* Task goal *
From the entries below, copy each line in which the word "JSON" occurs.

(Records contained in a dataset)
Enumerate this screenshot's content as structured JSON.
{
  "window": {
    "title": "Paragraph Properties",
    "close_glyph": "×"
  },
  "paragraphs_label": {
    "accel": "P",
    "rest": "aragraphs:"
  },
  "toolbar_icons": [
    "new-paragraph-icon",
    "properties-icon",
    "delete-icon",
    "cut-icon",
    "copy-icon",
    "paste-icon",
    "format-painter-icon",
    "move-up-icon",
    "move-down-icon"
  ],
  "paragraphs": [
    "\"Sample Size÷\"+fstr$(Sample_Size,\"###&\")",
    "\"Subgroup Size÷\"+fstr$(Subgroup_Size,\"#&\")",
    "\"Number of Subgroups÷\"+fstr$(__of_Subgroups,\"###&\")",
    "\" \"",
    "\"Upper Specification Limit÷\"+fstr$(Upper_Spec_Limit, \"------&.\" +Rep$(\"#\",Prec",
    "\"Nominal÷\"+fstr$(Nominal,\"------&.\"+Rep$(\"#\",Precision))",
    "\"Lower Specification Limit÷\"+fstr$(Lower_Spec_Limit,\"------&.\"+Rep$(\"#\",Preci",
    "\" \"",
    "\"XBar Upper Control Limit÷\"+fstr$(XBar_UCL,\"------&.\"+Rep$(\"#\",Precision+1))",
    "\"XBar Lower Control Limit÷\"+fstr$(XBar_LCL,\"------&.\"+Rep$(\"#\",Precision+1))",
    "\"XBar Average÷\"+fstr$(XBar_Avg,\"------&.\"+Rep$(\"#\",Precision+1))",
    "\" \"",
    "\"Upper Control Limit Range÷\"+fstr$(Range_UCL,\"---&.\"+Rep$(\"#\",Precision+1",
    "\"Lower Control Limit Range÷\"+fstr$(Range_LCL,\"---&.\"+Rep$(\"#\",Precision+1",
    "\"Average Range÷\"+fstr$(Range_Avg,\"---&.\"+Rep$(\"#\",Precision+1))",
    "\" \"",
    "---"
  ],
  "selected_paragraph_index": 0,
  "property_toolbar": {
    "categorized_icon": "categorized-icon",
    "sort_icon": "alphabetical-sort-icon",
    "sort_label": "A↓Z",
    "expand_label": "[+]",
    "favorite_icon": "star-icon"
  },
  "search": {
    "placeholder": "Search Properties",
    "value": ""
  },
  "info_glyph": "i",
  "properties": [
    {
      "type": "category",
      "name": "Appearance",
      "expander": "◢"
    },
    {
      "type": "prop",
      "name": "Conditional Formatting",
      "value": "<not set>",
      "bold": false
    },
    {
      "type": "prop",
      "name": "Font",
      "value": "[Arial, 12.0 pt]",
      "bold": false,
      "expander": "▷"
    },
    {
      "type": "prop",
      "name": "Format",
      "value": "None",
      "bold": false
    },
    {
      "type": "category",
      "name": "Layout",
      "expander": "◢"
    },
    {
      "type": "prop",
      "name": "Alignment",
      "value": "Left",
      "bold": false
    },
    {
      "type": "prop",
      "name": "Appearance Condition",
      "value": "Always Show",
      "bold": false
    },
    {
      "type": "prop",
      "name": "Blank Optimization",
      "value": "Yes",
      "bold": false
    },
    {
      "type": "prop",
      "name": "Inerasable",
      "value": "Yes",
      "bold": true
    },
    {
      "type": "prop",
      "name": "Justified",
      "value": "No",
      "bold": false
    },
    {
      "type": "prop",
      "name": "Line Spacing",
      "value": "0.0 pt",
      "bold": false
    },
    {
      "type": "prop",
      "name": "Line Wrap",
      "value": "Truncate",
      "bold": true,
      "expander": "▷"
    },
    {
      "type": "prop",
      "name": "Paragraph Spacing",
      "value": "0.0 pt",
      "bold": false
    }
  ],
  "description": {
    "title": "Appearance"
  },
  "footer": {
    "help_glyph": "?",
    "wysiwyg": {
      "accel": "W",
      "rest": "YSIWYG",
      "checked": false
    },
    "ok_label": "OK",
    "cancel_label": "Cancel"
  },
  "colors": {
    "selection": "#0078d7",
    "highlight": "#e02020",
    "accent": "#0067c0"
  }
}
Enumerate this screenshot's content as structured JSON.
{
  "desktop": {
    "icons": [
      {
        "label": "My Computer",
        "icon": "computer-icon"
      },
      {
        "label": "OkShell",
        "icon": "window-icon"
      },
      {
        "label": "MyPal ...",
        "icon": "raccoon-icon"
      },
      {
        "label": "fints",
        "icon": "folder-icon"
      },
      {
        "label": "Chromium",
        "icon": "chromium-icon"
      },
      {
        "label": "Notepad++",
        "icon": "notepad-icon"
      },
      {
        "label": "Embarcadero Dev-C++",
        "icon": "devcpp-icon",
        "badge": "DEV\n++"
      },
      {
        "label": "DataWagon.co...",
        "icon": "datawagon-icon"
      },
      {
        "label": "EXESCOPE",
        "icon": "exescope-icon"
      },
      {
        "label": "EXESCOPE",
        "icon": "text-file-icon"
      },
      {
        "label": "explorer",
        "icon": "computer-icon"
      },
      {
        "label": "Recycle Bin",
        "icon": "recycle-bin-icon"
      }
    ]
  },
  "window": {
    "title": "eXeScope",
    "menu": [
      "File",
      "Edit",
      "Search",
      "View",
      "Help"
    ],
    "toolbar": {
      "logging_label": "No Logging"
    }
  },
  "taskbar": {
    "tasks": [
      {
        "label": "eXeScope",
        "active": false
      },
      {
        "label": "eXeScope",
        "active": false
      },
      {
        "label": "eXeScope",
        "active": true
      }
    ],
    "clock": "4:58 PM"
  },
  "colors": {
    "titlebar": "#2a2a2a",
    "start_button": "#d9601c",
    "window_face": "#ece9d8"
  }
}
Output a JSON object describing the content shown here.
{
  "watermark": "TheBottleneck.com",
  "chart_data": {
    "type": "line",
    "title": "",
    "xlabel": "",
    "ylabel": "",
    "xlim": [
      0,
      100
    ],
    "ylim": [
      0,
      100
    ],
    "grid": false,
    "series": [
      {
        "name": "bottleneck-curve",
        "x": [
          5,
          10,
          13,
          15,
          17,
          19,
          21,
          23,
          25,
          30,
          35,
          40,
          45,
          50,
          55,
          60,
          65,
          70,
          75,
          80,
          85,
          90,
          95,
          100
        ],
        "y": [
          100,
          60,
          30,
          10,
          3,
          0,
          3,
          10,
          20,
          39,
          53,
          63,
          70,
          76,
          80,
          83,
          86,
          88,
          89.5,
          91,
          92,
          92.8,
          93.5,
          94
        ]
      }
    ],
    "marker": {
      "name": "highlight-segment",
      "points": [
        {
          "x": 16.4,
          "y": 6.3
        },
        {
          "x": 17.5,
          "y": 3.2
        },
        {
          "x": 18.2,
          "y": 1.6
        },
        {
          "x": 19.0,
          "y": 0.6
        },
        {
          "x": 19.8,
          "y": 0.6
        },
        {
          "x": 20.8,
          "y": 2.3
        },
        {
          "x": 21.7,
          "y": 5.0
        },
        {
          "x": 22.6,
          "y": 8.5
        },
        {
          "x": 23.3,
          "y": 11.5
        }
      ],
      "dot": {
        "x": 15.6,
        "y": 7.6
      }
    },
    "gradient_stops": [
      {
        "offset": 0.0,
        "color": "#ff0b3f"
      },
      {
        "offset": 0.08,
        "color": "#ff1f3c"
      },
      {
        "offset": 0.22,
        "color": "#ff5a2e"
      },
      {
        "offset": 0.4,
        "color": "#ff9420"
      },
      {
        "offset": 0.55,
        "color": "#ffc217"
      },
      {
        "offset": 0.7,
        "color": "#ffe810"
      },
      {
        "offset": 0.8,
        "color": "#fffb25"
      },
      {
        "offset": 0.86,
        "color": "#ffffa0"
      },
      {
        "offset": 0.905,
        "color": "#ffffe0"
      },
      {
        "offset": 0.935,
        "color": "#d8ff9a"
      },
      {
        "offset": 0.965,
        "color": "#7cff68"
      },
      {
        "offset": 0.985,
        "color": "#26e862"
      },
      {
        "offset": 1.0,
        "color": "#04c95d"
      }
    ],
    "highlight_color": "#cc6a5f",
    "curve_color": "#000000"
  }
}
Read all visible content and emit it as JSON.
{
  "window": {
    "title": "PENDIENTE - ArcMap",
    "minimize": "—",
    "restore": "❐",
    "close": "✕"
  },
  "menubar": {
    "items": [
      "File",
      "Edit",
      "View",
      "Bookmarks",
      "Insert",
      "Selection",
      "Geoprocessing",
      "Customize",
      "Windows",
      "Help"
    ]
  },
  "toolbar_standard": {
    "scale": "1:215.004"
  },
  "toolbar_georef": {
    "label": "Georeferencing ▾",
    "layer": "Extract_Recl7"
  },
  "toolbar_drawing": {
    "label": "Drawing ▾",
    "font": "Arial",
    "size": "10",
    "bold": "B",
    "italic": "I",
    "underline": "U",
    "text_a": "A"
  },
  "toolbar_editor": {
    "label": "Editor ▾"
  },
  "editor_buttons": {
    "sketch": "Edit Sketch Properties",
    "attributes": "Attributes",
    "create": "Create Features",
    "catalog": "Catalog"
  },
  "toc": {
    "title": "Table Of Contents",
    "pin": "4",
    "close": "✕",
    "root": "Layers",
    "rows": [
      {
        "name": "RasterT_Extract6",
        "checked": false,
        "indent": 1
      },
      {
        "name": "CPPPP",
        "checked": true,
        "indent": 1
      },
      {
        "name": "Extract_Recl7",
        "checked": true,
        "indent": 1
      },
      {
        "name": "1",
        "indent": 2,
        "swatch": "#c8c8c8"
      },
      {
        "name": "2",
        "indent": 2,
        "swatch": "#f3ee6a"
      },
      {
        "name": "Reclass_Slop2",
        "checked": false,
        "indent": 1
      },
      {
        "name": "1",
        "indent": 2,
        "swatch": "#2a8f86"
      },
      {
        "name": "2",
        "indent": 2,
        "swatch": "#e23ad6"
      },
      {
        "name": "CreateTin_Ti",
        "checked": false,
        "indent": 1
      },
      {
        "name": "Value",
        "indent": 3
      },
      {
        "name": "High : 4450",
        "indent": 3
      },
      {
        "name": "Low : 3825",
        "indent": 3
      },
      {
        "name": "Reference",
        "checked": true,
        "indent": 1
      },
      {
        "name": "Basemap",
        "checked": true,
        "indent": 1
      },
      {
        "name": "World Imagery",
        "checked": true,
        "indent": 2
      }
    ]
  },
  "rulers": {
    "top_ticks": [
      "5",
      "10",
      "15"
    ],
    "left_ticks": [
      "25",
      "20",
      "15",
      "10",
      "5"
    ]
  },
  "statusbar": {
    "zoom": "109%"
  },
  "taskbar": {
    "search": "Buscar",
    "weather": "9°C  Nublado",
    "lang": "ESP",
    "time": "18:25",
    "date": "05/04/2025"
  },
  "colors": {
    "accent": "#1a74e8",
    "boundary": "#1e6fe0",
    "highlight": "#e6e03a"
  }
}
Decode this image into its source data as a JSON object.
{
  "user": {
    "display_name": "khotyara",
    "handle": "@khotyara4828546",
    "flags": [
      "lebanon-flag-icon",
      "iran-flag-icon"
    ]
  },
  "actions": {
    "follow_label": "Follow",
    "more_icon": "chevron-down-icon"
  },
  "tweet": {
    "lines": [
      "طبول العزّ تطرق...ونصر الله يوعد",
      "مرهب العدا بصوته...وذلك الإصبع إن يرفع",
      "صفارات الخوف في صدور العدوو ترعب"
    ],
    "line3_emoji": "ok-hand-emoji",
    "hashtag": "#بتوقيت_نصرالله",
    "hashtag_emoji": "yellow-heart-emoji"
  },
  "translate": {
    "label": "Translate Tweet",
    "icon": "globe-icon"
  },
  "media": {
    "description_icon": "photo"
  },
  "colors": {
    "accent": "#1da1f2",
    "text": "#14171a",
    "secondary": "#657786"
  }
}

* Result of this task *
Enumerate this screenshot's content as structured JSON.
Enumerate this screenshot's content as structured JSON.
Output a JSON object describing the content shown here.
Read all visible content and emit it as JSON.
Decode this image into its source data as a JSON object.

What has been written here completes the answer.